[MATERIAL SHOWN Boundary: Start]
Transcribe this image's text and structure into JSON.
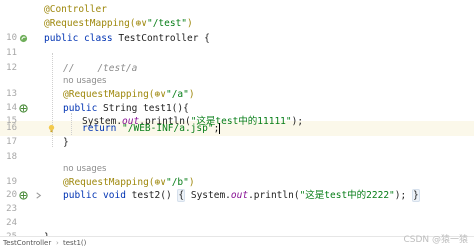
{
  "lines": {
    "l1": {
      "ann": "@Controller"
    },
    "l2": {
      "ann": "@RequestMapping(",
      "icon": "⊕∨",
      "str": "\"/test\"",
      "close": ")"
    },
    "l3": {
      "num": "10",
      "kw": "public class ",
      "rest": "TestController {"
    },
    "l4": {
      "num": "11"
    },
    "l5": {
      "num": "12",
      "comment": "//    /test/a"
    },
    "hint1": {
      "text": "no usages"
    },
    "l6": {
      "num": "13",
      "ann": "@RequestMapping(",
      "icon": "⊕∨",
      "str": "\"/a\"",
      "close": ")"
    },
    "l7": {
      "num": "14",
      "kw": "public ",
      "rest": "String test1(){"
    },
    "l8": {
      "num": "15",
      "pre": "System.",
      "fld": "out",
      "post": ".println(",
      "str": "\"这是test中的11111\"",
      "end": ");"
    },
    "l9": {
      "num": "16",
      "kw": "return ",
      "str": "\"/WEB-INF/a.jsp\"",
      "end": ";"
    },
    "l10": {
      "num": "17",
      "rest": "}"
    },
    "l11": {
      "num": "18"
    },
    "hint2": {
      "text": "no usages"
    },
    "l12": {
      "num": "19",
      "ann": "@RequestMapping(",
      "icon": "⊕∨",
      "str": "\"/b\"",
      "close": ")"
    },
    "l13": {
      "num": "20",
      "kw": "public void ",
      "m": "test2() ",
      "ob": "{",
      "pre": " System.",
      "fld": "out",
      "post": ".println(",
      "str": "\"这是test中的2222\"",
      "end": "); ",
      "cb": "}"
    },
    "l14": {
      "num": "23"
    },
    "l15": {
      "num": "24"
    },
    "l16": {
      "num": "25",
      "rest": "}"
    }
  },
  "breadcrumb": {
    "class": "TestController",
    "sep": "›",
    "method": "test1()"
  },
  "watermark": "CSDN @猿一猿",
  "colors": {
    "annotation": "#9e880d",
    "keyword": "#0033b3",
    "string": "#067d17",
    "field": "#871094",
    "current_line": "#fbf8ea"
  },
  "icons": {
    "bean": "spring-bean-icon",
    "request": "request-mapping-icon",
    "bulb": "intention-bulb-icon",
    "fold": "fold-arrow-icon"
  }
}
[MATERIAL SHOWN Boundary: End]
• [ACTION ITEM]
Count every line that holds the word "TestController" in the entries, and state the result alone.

• [WORKED SOLUTION]
2